Next, a relationship between a forming voltage Vf when forming the memory cell MC and the atomic percentage of manganese oxide is described with reference to FIG. 8. At a stage where the atomic percentage of manganese oxide is less than 50% the forming voltage Vf is 6.0V or more. This is far greater than the setting voltage Vset, and requiring such a voltage is an obstacle to reduction of power consumption. However, when the atomic percentage of manganese oxide reaches 50% or more, the forming voltage Vf gradually falls, and at 55% or more becomes 6V or less, subsequently falling sharply. Consequently it may be understood that, based on a perspective of reducing the forming voltage Vf, it is desirable to set the atomic percentage of manganese oxide to 55% or more. Putting together an analysis based on FIG. 7 and an analysis based on FIG. 8 leads to the conclusion previously set forth, namely that the proportion (atomic percentage) of the transition metal oxide in the composite oxide film is best set to 55˜80%. This concludes description of the case where manganese oxide is adopted as the transition metal oxide, but it should be noted that the atomic percentage of the transition metal may be similarly set also in a case where another transition metal is used.

This concludes description of embodiments in accordance with the present invention, but it should be noted that the present invention is not limited to the above-described embodiments, and that various alterations, additions, and so on, are possible within a range not departing from the scope and spirit of the invention. For example, in the above-described embodiment, an example is described where the variable resistor VR comprises a composite film of silicon oxide and a transition metal oxide, but the present invention is not limited to this embodiment, and a film in which, for example, silicon oxide, silicon nitride and a transition metal oxide are mixed may also be made.
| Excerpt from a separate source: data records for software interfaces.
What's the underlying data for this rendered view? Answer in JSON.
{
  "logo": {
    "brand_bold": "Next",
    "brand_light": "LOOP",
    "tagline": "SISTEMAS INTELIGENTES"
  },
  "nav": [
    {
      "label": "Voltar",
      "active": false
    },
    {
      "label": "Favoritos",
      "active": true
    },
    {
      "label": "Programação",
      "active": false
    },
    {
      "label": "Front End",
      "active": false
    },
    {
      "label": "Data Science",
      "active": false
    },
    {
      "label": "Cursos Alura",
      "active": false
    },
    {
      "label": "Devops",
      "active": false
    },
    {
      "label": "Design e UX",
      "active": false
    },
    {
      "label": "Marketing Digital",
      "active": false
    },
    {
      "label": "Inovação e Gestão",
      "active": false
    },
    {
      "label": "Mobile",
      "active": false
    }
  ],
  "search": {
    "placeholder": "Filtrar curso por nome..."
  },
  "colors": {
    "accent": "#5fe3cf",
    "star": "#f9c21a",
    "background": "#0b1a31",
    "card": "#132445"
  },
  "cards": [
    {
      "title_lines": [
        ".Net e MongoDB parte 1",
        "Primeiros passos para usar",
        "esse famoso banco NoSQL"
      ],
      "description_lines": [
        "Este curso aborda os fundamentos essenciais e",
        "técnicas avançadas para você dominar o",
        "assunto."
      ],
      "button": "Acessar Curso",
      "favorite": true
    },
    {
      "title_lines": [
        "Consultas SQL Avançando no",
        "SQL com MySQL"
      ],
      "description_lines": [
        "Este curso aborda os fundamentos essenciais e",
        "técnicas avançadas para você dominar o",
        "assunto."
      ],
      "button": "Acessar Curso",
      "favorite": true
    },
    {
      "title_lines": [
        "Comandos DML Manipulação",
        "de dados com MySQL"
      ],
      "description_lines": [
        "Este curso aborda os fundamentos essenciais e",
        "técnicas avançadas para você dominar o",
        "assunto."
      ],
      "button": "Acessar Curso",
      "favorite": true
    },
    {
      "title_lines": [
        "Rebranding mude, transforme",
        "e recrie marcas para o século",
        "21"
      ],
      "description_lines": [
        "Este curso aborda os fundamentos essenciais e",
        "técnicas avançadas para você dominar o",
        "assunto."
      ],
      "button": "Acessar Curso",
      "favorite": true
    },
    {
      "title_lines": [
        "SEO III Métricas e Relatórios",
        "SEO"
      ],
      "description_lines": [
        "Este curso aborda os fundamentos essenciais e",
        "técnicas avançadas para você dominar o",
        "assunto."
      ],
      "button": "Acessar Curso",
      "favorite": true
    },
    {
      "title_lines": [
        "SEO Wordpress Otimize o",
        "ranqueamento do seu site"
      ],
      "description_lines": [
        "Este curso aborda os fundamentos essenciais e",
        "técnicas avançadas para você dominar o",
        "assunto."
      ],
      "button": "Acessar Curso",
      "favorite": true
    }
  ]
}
Referenced by
Citing PatentFiling datePublication dateApplicantTitle
US8581226 *Sep 20, 2011Nov 12, 2013Kabushiki Kaisha ToshibaNonvolatile memory device
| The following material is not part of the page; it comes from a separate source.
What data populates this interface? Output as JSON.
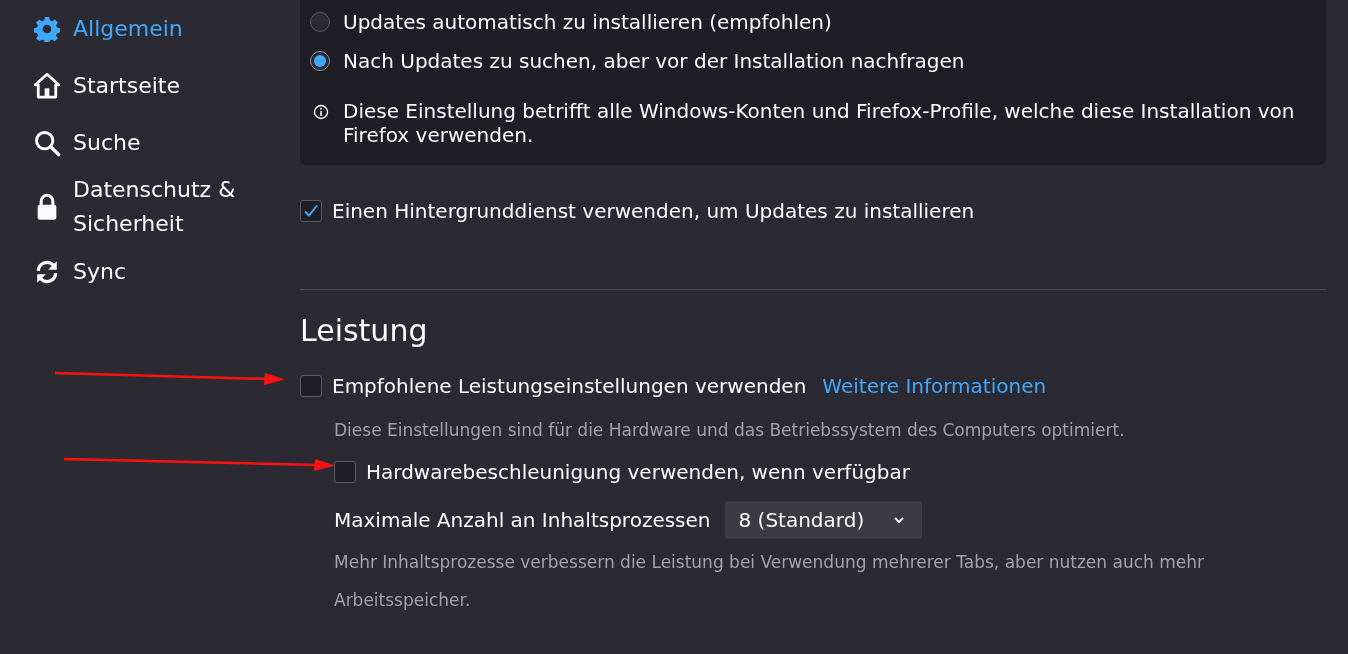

US8605485 *Jan 13, 2012Dec 10, 2013Kabushiki Kaisha ToshibaNon-volatile semiconductor storage device and forming method
US8735863 *Jan 23, 2012May 27, 2014PrivatranIntegrated nonvolatile resistive memory elements
US8759806 *Jul 13, 2011Jun 24, 2014Kabushiki Kaisha ToshibaSemiconductor memory device
US20120012807 *Jul 13, 2011Jan 19, 2012Kabushiki Kaisha ToshibaSemiconductor memory device
US20120224411 *Jan 13, 2012Sep 6, 2012Kabushiki Kaisha ToshibaNon-volatile semiconductor storage device and forming method
US20120241707 *Sep 20, 2011Sep 27, 2012Kabushiki Kaisha ToshibaNonvolatile memory device
US20130075683 *Jan 23, 2012Mar 28, 2013Priva TranIntegrated nonvolatile resistive memory elements
WO2012112769A1 *Feb 16, 2012Aug 23, 2012William Marsh Rice UniversityInvisible/transparent nonvolatile memory
Classifications
U.S. Classification365/148, 365/51
International ClassificationG11C11/00
Cooperative ClassificationH01L27/1021, H01L27/101, G11C2013/009, G11C13/0007, G11C2213/72, G11C2213/33, G11C2213/32, G11C13/0069, G11C2213/71
European ClassificationH01L27/10C, H01L27/102D, G11C13/00R3, G11C13/00R25W
Legal Events
DateCodeEventDescription
Nov 16, 2009ASAssignment
Free format text: ASSIGNMENT OF ASSIGNORS INTEREST;ASSIGNORS:YAMAGUCHI, TAKESHI;HAYASHI, MARIKO;INOUE, HIROFUMI;AND OTHERS;SIGNING DATES FROM 20090917 TO 20090925;REEL/FRAME:023521/0663
Owner name: KABUSHIKI KAISHA TOSHIBA, JAPAN